## Task item:
Copy every line from the records below that carries the word "Templates".

Items from an interface collection
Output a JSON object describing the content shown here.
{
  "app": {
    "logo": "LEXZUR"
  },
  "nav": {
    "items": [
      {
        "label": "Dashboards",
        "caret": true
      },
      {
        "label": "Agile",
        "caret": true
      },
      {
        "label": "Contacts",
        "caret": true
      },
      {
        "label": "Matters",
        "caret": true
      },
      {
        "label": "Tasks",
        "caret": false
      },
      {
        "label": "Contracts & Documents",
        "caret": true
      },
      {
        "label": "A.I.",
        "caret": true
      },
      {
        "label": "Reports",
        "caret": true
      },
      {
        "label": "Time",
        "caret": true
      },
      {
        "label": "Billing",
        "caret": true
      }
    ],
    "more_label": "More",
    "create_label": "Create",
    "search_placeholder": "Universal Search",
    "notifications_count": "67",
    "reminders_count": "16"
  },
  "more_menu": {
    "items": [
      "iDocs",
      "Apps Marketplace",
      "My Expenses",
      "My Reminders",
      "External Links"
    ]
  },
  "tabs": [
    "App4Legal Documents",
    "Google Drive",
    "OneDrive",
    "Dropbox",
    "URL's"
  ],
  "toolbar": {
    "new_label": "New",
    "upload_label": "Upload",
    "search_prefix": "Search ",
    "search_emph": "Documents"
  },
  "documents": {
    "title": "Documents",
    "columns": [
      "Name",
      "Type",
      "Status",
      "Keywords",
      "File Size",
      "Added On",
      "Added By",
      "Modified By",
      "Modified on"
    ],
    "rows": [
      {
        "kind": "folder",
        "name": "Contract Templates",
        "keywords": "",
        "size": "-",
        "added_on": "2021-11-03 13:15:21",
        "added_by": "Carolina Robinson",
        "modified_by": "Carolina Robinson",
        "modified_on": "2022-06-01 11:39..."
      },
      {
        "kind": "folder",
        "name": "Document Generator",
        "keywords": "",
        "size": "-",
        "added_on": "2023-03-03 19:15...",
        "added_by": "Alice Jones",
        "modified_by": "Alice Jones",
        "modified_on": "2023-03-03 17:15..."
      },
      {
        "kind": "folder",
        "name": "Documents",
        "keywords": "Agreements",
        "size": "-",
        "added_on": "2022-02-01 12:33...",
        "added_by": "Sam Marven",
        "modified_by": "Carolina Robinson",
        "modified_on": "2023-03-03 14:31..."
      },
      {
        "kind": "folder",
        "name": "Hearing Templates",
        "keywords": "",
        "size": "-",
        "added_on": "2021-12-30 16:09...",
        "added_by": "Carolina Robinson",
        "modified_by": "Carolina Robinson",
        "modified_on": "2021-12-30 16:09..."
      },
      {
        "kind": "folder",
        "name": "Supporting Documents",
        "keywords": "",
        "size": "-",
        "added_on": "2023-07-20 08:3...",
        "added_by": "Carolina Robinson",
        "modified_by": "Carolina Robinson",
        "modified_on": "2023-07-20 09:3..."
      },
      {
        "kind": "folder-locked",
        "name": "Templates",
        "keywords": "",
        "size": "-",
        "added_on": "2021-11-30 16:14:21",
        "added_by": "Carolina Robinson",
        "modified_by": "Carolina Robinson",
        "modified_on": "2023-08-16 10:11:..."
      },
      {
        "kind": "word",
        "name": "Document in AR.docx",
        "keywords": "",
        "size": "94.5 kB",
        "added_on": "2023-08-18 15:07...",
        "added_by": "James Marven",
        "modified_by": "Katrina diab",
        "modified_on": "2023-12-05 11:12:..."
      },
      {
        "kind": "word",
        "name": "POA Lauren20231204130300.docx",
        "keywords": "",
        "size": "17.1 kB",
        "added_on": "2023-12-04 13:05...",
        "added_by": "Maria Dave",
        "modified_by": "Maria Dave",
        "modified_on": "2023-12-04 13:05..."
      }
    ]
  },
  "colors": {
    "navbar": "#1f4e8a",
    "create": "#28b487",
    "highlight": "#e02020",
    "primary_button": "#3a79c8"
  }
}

## Written reply:
        "name": "Contract Templates",
        "name": "Hearing Templates",
        "name": "Templates",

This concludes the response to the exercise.